EXERCISE DIRECTIONS: Without any pictures, the records below should be reproduced exactly.

[Interface dataset entries]

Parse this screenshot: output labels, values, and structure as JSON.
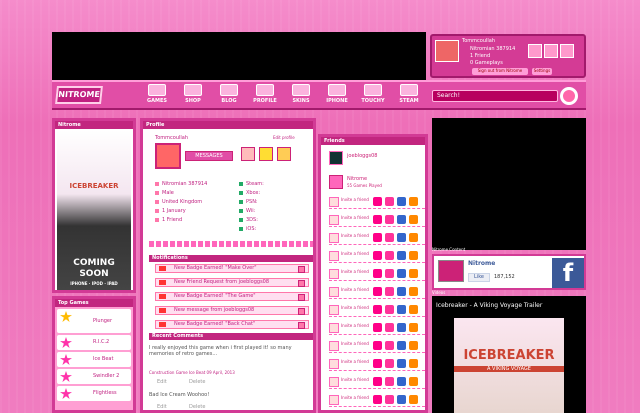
{
  "user": {
    "name": "Tommcoullah",
    "nitromian": "Nitromian 387914",
    "friends": "1 Friend",
    "gameplays": "0 Gameplays",
    "sign_out": "Sign out from Nitrome",
    "settings": "Settings"
  },
  "nav": {
    "logo": "NITROME",
    "items": [
      "GAMES",
      "SHOP",
      "BLOG",
      "PROFILE",
      "SKINS",
      "IPHONE",
      "TOUCHY",
      "STEAM"
    ],
    "search_placeholder": "Search!"
  },
  "left": {
    "header": "Nitrome",
    "game": "ICEBREAKER",
    "coming": "COMING",
    "soon": "SOON",
    "platforms": "IPHONE · IPOD · IPAD"
  },
  "topgames": {
    "header": "Top Games",
    "items": [
      "Plunger",
      "R.I.C.2",
      "Ice Beat",
      "Swindler 2",
      "Flightless"
    ]
  },
  "profile": {
    "header": "Profile",
    "username": "Tommcoullah",
    "edit": "Edit profile",
    "messages": "MESSAGES",
    "rows": [
      "Nitromian 387914",
      "Male",
      "United Kingdom",
      "1 January",
      "1 Friend"
    ],
    "stats": [
      "Steam:",
      "Xbox:",
      "PSN:",
      "Wii:",
      "3DS:",
      "iOS:"
    ]
  },
  "notifications": {
    "header": "Notifications",
    "items": [
      "New Badge Earned! \"Make Over\"",
      "New Friend Request from joebloggs08",
      "New Badge Earned! \"The Game\"",
      "New message from joebloggs08",
      "New Badge Earned! \"Back Chat\""
    ]
  },
  "comments": {
    "header": "Recent Comments",
    "text1": "I really enjoyed this game when i first played it! so many memories of retro games...",
    "meta1": "Construction Game   Ice Beat   09 April, 2013",
    "edit": "Edit",
    "delete": "Delete",
    "text2": "Bad Ice Cream Woohoo!"
  },
  "friends": {
    "header": "Friends",
    "f1": "joebloggs08",
    "f2": "Nitrome",
    "f2sub": "55 Games Played",
    "empty": "Invite a friend"
  },
  "right": {
    "header1": "Nitrome Content",
    "fb_name": "Nitrome",
    "fb_like": "Like",
    "fb_count": "187,152",
    "videos_header": "Videos",
    "video_title": "Icebreaker - A Viking Voyage Trailer",
    "video_logo": "ICEBREAKER",
    "video_sub": "A VIKING VOYAGE"
  }
}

EXERCISE SOLUTION:
Parse this screenshot: output labels, values, and structure as JSON.
{
  "user": {
    "name": "Tommcoullah",
    "nitromian": "Nitromian 387914",
    "friends": "1 Friend",
    "gameplays": "0 Gameplays",
    "sign_out": "Sign out from Nitrome",
    "settings": "Settings"
  },
  "nav": {
    "logo": "NITROME",
    "items": [
      "GAMES",
      "SHOP",
      "BLOG",
      "PROFILE",
      "SKINS",
      "IPHONE",
      "TOUCHY",
      "STEAM"
    ],
    "search_placeholder": "Search!"
  },
  "left": {
    "header": "Nitrome",
    "game": "ICEBREAKER",
    "coming": "COMING",
    "soon": "SOON",
    "platforms": "IPHONE · IPOD · IPAD"
  },
  "topgames": {
    "header": "Top Games",
    "items": [
      "Plunger",
      "R.I.C.2",
      "Ice Beat",
      "Swindler 2",
      "Flightless"
    ]
  },
  "profile": {
    "header": "Profile",
    "username": "Tommcoullah",
    "edit": "Edit profile",
    "messages": "MESSAGES",
    "rows": [
      "Nitromian 387914",
      "Male",
      "United Kingdom",
      "1 January",
      "1 Friend"
    ],
    "stats": [
      "Steam:",
      "Xbox:",
      "PSN:",
      "Wii:",
      "3DS:",
      "iOS:"
    ]
  },
  "notifications": {
    "header": "Notifications",
    "items": [
      "New Badge Earned! \"Make Over\"",
      "New Friend Request from joebloggs08",
      "New Badge Earned! \"The Game\"",
      "New message from joebloggs08",
      "New Badge Earned! \"Back Chat\""
    ]
  },
  "comments": {
    "header": "Recent Comments",
    "text1": "I really enjoyed this game when i first played it! so many memories of retro games...",
    "meta1": "Construction Game   Ice Beat   09 April, 2013",
    "edit": "Edit",
    "delete": "Delete",
    "text2": "Bad Ice Cream Woohoo!"
  },
  "friends": {
    "header": "Friends",
    "f1": "joebloggs08",
    "f2": "Nitrome",
    "f2sub": "55 Games Played",
    "empty": "Invite a friend"
  },
  "right": {
    "header1": "Nitrome Content",
    "fb_name": "Nitrome",
    "fb_like": "Like",
    "fb_count": "187,152",
    "videos_header": "Videos",
    "video_title": "Icebreaker - A Viking Voyage Trailer",
    "video_logo": "ICEBREAKER",
    "video_sub": "A VIKING VOYAGE"
  }
}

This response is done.